Goal of the exercise
In the records below, find each line with the word "before" and copy it.

[App and web page records]
******
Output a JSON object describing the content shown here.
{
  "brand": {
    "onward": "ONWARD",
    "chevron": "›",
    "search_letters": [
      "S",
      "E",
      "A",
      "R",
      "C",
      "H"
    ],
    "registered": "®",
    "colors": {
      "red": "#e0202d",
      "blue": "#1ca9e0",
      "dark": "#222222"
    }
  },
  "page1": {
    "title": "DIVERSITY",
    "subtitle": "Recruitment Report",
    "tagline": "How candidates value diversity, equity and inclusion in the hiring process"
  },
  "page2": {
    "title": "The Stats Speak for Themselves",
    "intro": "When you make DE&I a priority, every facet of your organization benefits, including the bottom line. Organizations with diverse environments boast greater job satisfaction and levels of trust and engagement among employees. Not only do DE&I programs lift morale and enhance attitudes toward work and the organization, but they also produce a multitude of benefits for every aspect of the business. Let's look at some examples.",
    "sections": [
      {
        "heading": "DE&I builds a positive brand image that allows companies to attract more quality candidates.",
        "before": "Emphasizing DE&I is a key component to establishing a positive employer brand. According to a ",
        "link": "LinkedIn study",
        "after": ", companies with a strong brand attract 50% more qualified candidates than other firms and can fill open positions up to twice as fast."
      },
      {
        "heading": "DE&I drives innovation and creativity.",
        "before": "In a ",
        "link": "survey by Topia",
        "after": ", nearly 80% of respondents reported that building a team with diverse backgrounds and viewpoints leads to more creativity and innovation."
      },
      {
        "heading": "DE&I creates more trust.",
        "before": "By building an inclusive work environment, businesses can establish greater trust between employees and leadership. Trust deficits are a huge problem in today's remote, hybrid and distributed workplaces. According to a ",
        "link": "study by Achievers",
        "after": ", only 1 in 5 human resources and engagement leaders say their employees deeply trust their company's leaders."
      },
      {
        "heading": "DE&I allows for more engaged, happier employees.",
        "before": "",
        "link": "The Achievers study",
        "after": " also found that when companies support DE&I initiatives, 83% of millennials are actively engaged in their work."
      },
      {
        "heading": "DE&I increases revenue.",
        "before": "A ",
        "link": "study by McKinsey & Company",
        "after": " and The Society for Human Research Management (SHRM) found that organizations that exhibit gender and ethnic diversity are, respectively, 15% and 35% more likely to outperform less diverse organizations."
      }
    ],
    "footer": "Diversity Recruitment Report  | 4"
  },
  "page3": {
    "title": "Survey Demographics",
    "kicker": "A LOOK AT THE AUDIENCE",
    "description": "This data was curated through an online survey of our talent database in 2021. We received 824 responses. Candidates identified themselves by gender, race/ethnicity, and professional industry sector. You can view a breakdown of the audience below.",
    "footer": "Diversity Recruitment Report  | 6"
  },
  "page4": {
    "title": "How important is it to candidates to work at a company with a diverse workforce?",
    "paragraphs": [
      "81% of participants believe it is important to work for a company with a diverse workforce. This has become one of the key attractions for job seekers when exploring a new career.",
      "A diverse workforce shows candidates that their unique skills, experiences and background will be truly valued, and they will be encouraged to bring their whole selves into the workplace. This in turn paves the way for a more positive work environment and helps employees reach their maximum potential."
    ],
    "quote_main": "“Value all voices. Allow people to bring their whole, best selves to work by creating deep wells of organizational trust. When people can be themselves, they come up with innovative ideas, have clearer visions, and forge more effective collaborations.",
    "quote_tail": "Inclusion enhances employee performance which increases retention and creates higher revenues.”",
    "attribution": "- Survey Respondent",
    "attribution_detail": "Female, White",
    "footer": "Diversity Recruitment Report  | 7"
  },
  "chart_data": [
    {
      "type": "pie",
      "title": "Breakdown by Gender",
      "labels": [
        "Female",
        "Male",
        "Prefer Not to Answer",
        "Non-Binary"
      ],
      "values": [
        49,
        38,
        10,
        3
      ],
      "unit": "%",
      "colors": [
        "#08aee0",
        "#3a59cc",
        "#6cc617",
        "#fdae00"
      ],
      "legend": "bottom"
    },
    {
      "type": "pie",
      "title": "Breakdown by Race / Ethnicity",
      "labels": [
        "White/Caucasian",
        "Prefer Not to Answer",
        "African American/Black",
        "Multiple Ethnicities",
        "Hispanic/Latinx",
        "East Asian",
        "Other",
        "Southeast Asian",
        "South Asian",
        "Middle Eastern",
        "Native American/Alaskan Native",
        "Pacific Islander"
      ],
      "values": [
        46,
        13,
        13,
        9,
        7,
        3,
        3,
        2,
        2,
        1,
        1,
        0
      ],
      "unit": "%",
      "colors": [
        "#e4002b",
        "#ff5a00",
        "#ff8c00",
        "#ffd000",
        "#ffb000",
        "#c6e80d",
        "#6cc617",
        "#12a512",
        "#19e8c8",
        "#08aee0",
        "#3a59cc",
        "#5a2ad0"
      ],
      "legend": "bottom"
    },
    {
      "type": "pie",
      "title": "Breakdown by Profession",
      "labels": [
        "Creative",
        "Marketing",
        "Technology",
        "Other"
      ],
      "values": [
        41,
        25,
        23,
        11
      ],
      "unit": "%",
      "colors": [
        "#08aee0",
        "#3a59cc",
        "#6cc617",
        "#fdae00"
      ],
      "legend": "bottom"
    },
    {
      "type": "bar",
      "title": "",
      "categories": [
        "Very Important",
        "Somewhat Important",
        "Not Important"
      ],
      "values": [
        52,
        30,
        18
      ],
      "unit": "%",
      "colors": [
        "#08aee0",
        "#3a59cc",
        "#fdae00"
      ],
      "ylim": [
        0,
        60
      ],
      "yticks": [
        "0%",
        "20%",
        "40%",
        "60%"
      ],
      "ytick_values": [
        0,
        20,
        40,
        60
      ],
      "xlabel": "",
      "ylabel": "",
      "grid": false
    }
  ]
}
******
Response
        "before": "Emphasizing DE&I is a key component to establishing a positive employer brand. According to a ",
        "before": "In a ",
        "before": "By building an inclusive work environment, businesses can establish greater trust between employees and leadership. Trust deficits are a huge problem in today's remote, hybrid and distributed workplaces. According to a ",
        "before": "",
        "before": "A ",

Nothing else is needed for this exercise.